By Camille Cusset
Nowadays, Québec has numerous female journalists working for various outlets. But there once was a time, not that long ago, when journalism was reserved almost exclusively for men. The lack of female representation in the journalism world limited feminist debates to maternity and domestic issues.
In the first half of the 20th century, the social evolution of Québec society was largely defined by the precepts of the Roman Catholic Church. Francophone newspapers were mostly controlled by the Church, and their articles about women were limited to subjects like maternity and the education of children.
When the debate over the right of women to vote was raised at all, right wing, religious media like L’Ordre Nouveau and Le Devoir argued against women’s suffrage. They invoked the role of a woman as a homemaker and the risks of creeping communism. We can conclude that women’s emancipation was a controversial subject, and that this was reflected in the newspapers and magazines of the day.
Women Working in the Media
The growth of the presence of women in journalism and their contribution to the profession changed how the media looked at such issues and work, reconciling work and family, abortion rights, education, the couple, sexuality, etc. The participation of women in the creation of media content allowed for these issues to be raised in the public domain.
For example, the contribution of Aline Desjardins to the program Femme d’aujourd’hui (Woman of Today) helped introduce and helped evolve the way the media dealt with women-related themes. Desjardins’ work allowed Québec women of the time to have a different view of their society and of the world, and to question their role in society.
Women’s Issues on TV
The program Femme d’aujourd’hui ran from 1965 to 1982 on Radio-Canada’s television airwaves. It was aimed at housewives, and aired weekday afternoons. At the outset its content was devoted to topics said to be “feminine” and which we used to associate uniquely with women, such as beauty and interior decorating. But with the arrival in 1966 of Michele Lasnier as director of women’s programming, its content changed drastically. Over time this TV program became a feminist program, and would see different hosts but a single male host, when the duo of Yoland Guérard and Lisette Gervais took on hosting duties for a time.

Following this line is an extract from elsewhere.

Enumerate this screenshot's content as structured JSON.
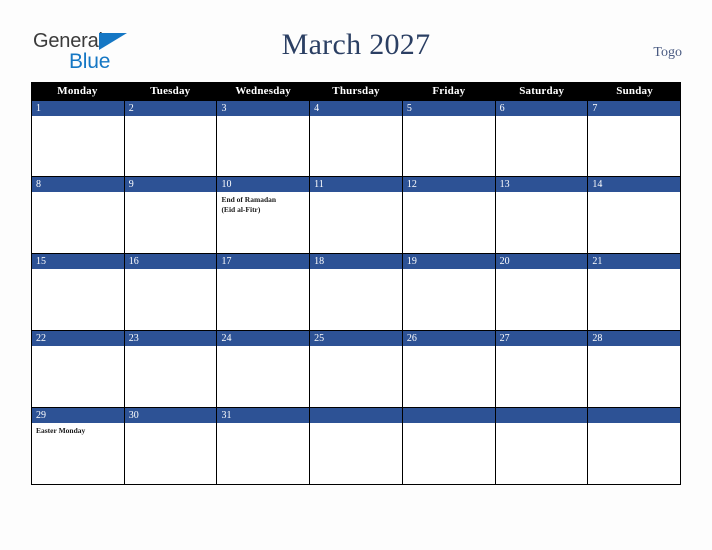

The feminist subtext of the program was thanks to Desjardin’s efforts. The program took a new turn in 1966 when this journalist took on the condition of women. For example, she’d invite experts into the studio – experts such as lawyers, doctors and other journalists. The program contributed to the growth of the feminist movement in Québec in the 1980s.
Following up on this, the magazine La Vie en Rose was created in 1980 by five female journalists (Francine Pelletier, Sylvie Dupont, Lise Moisan, Ariane Émond and Claudine Vivier). Its main vocation was to promote the autonomy of Québec women. In an interview the magazine’s cofounder, Ariane Émond, explained that their goal was to bring a deeper analysis to issues using a provocative, rebellious tone in order to counter the patronizing tone in which women were addressed at that time. The journalists argued in favor of freely available abortion, a controversial subject back then. As well, the magazine backed the emancipation of women journalists and dealt with social issues such as war, unionism, municipal politics, the environment, the plight of indigenous women, and even eroticism.
The journalists of La Vie en Rose contributed to changing how feminist issues were covered in Québec in the 1980s. The media of that era tended to cover women’s issues in an almost anecdotal fashion, according to Ariane Émond. The magazine wanted to be a rallying point for feminist movements, and worked to highlight feminist publications such as Québécoises deboutte and Les Têtes de Pioche.
The first female reporter in Québec to rise to the status of special correspondent, Judith Jasmin, brought a different vision of her profession to her work. During her career (1947 to 1972), Jasmin often allied militancy with her professional activities by applying this key principle: present the facts.
Invited to appear on the program Format 60 in March of 1972, she explained her concept of journalism: for her, information was, above all, the facts. The public can use the facts to form their opinion. She argued that a journalist’s main role is to adhere to this principle – which imposes a duty on the media to remain factual. According to Jasmin, sincerity is a value that allows a journalist to present information even if they have their own principles or personal opinions.
Judith Jasmin also contributed to the birth of the first news bulletins, in collaboration with future Québec premier René Lévesque. Before that, the two journalists co-hosted Carrefour magazine on the radio five evenings a week, on Radio-Canada, from 1955 to 1962.
This is how Judith Jasmin participated in the evolution of the current format we use to present news on radio and on TV, notably through her reporting and her collaborations. To this day one of Canada’s great journalism prizes bears her name: the prix Judith-Jasmin.